By all indications, according to the police, those who broke into my home were most likely Israeli Arabs or Beduin. A rash of similar thefts has plagued the area of late, so much so that the commander of the local police station decided to pay us a visit later that same day.
He insisted that the bad guys occasionally do get caught, though he admitted that in this case the chances were slim.
Frankly, what really had me worried, I told him, was what the intruders had taken from my children: their sense of personal safety and security.
“They were just inches away from me,” one of my kids said. “They could have hurt me or worse.”
Another child has been beset by disturbing dreams, shouting out in the middle of the night. Of course, I blame the criminals who did this, for violating the sanctity of private property and the rule of law.
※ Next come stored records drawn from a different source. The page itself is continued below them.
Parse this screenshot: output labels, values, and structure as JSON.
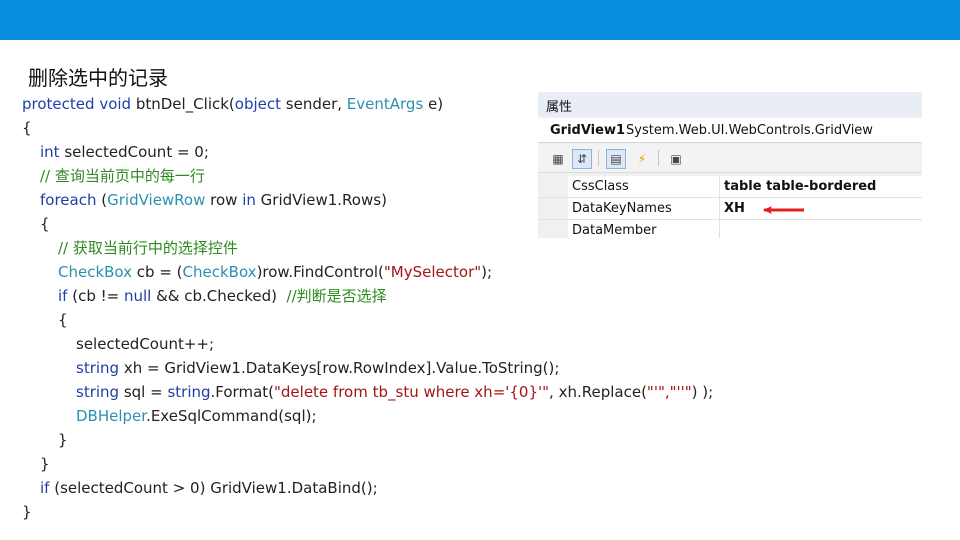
{
  "slide": {
    "title": "删除选中的记录"
  },
  "code": {
    "line1": {
      "kw1": "protected",
      "kw2": "void",
      "rest": " btnDel_Click(",
      "kw3": "object",
      "rest2": " sender, ",
      "ty": "EventArgs",
      "rest3": " e)"
    },
    "line2": "{",
    "line3": {
      "kw": "int",
      "rest": " selectedCount = 0;"
    },
    "line4": "// 查询当前页中的每一行",
    "line5": {
      "kw": "foreach",
      "p1": " (",
      "ty": "GridViewRow",
      "p2": " row ",
      "kw2": "in",
      "p3": " GridView1.Rows)"
    },
    "line6": "{",
    "line7": "// 获取当前行中的选择控件",
    "line8": {
      "ty": "CheckBox",
      "p1": " cb = (",
      "ty2": "CheckBox",
      "p2": ")row.FindControl(",
      "st": "\"MySelector\"",
      "p3": ");"
    },
    "line9": {
      "kw": "if",
      "p1": " (cb != ",
      "kw2": "null",
      "p2": " && cb.Checked)  ",
      "cm": "//判断是否选择"
    },
    "line10": "{",
    "line11": "selectedCount++;",
    "line12": {
      "kw": "string",
      "rest": " xh = GridView1.DataKeys[row.RowIndex].Value.ToString();"
    },
    "line13": {
      "kw": "string",
      "p1": " sql = ",
      "kw2": "string",
      "p2": ".Format(",
      "st": "\"delete from tb_stu where xh='{0}'\"",
      "p3": ", xh.Replace(",
      "st2": "\"'\",\"''\"",
      "p4": ") );"
    },
    "line14": {
      "ty": "DBHelper",
      "rest": ".ExeSqlCommand(sql);"
    },
    "line15": "}",
    "line16": "}",
    "line17": {
      "kw": "if",
      "rest": " (selectedCount > 0) GridView1.DataBind();"
    },
    "line18": "}"
  },
  "properties": {
    "header": "属性",
    "object_name": "GridView1",
    "object_type": "System.Web.UI.WebControls.GridView",
    "rows": [
      {
        "name": "CssClass",
        "value": "table table-bordered"
      },
      {
        "name": "DataKeyNames",
        "value": "XH"
      },
      {
        "name": "DataMember",
        "value": ""
      }
    ]
  },
  "colors": {
    "top_bar": "#0a8fde",
    "keyword": "#1f3fa8",
    "type": "#2b91af",
    "comment": "#2e8b20",
    "string": "#a31515",
    "arrow": "#e02020"
  }
}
But the police are also guilty of creating an atmosphere of impunity, one in which the thieves know all too well that their chances of being caught are close to nil. And our society at large has come to abide this situation, as though break-ins and theft are akin to weather patterns over which we have no control.
This is something I simply cannot accept.
We need a police force that is larger, better trained and well-equipped. In addition to a national force to tackle fields such as counter- terrorism and missing persons, Israel needs to set up local police forces as well in every municipality. Their focus would be on the town alone, patrolling the streets, investigating crime and maintaining order, all with an eye on serving those among whom they live. By anchoring the police to local concerns, it will inevitably contribute to a safer environment, one in which criminals will be more hesitant to operate.
At first glance, tackling property crimes and petty theft may not seem all that urgent.
After all, material things can always be replaced.
But a child’s innocence, once perforated, can never again be made whole. And that is something no society should tolerate.